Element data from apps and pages

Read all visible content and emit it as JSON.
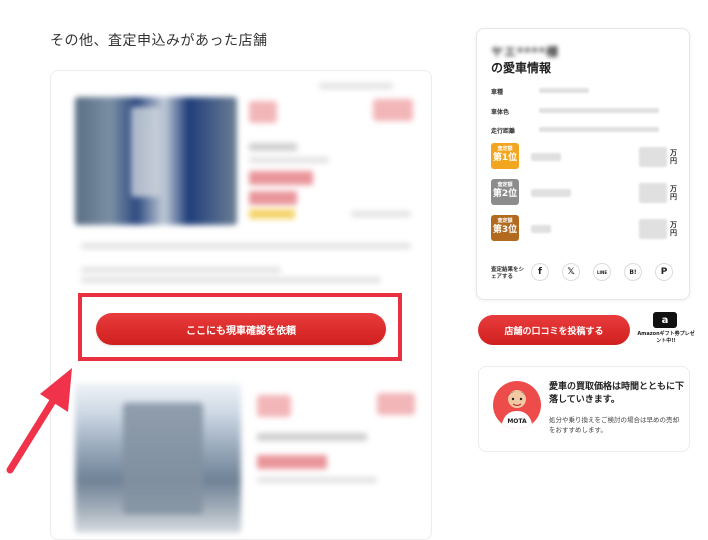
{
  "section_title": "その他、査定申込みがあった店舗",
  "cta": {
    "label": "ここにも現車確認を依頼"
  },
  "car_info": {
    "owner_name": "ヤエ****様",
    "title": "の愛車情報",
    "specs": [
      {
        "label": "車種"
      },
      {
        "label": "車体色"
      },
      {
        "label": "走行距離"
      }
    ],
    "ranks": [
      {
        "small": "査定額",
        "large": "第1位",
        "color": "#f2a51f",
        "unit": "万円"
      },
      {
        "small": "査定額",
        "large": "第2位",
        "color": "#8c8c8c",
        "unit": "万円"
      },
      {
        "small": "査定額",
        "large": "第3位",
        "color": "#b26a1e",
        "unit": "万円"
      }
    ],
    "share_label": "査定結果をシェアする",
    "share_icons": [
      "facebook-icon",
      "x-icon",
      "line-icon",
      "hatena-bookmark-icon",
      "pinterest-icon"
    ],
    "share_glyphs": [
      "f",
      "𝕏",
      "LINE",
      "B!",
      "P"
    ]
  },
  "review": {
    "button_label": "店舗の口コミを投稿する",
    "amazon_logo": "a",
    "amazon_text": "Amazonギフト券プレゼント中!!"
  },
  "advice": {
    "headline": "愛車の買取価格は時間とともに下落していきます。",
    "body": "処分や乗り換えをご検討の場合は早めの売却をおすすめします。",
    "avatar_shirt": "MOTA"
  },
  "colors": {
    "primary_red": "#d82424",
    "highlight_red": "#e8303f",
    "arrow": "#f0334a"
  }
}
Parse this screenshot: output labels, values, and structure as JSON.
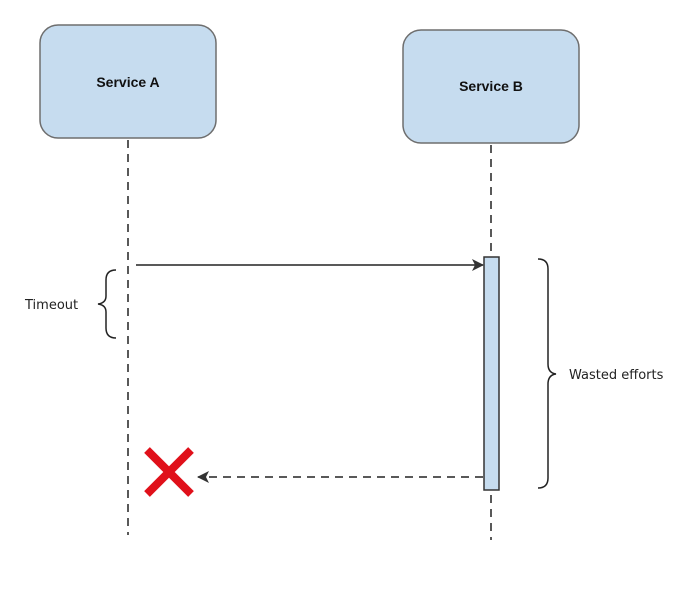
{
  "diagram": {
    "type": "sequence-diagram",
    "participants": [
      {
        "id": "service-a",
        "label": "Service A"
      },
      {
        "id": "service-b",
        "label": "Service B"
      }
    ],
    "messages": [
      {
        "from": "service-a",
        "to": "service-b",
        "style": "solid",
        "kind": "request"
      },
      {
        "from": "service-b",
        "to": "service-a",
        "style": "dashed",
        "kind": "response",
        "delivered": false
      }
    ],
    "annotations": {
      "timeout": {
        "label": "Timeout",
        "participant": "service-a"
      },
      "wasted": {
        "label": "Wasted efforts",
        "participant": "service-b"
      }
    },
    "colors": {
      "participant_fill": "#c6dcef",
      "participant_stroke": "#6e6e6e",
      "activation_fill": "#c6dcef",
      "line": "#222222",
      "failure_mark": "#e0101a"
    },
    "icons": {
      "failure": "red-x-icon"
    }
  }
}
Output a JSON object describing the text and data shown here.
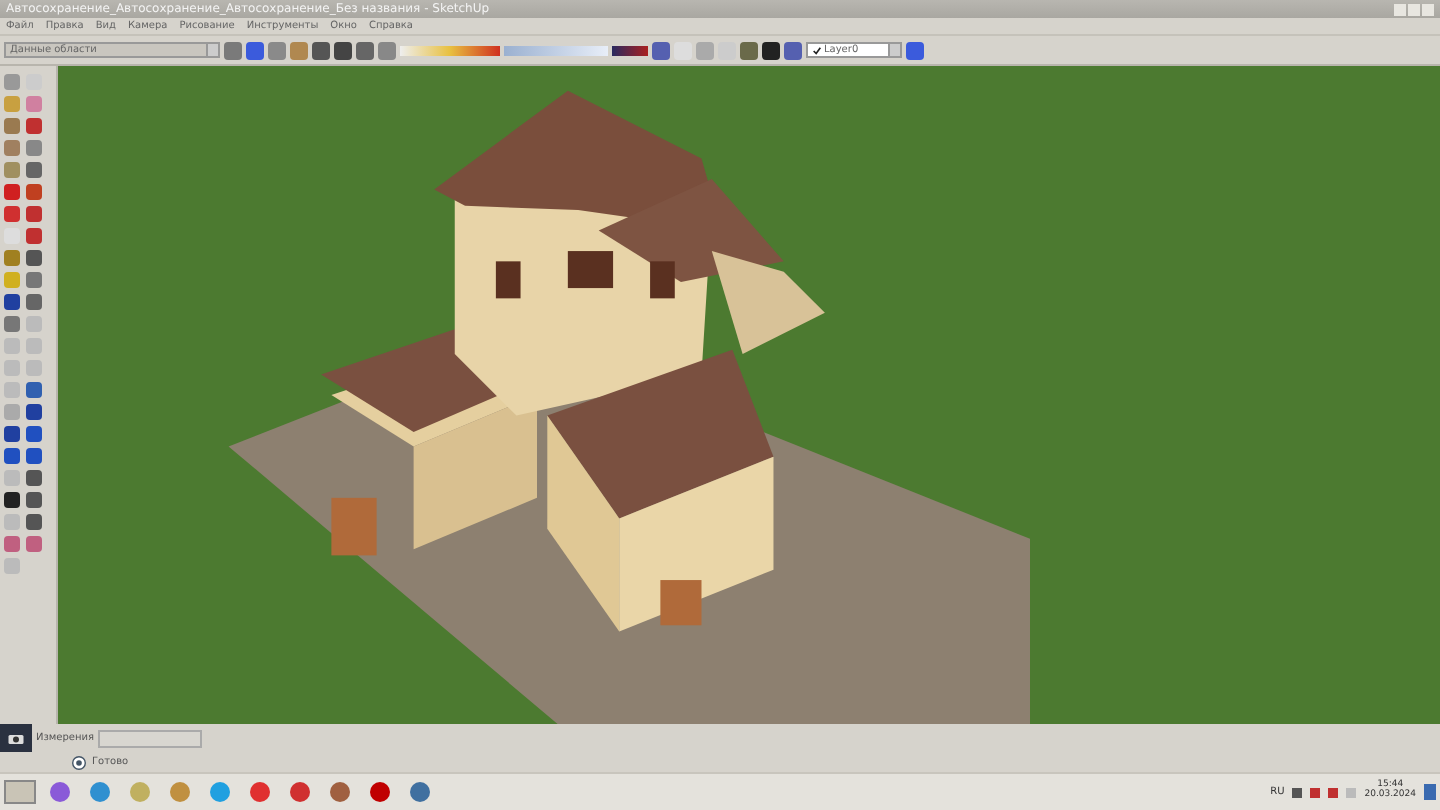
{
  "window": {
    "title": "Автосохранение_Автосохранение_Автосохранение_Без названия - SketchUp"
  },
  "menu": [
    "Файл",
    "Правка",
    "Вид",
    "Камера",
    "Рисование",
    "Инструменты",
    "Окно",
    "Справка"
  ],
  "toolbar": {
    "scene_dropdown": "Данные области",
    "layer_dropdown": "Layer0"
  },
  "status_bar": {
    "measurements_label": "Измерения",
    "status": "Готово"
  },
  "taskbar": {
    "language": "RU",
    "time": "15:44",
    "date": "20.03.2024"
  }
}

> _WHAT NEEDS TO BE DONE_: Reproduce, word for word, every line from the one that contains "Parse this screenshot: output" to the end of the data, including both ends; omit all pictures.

> _RESPONSE TO THE TASK_:
Parse this screenshot: output labels, values, and structure as JSON.
{
  "diagram": {
    "type": "sequence-diagram",
    "participants": [
      {
        "id": "service-a",
        "label": "Service A"
      },
      {
        "id": "service-b",
        "label": "Service B"
      }
    ],
    "messages": [
      {
        "from": "service-a",
        "to": "service-b",
        "style": "solid",
        "kind": "request"
      },
      {
        "from": "service-b",
        "to": "service-a",
        "style": "dashed",
        "kind": "response",
        "delivered": false
      }
    ],
    "annotations": {
      "timeout": {
        "label": "Timeout",
        "participant": "service-a"
      },
      "wasted": {
        "label": "Wasted efforts",
        "participant": "service-b"
      }
    },
    "colors": {
      "participant_fill": "#c6dcef",
      "participant_stroke": "#6e6e6e",
      "activation_fill": "#c6dcef",
      "line": "#222222",
      "failure_mark": "#e0101a"
    },
    "icons": {
      "failure": "red-x-icon"
    }
  }
}
Output a JSON object describing the text and data shown here.
{
  "window": {
    "title": "Автосохранение_Автосохранение_Автосохранение_Без названия - SketchUp"
  },
  "menu": [
    "Файл",
    "Правка",
    "Вид",
    "Камера",
    "Рисование",
    "Инструменты",
    "Окно",
    "Справка"
  ],
  "toolbar": {
    "scene_dropdown": "Данные области",
    "layer_dropdown": "Layer0"
  },
  "status_bar": {
    "measurements_label": "Измерения",
    "status": "Готово"
  },
  "taskbar": {
    "language": "RU",
    "time": "15:44",
    "date": "20.03.2024"
  }
}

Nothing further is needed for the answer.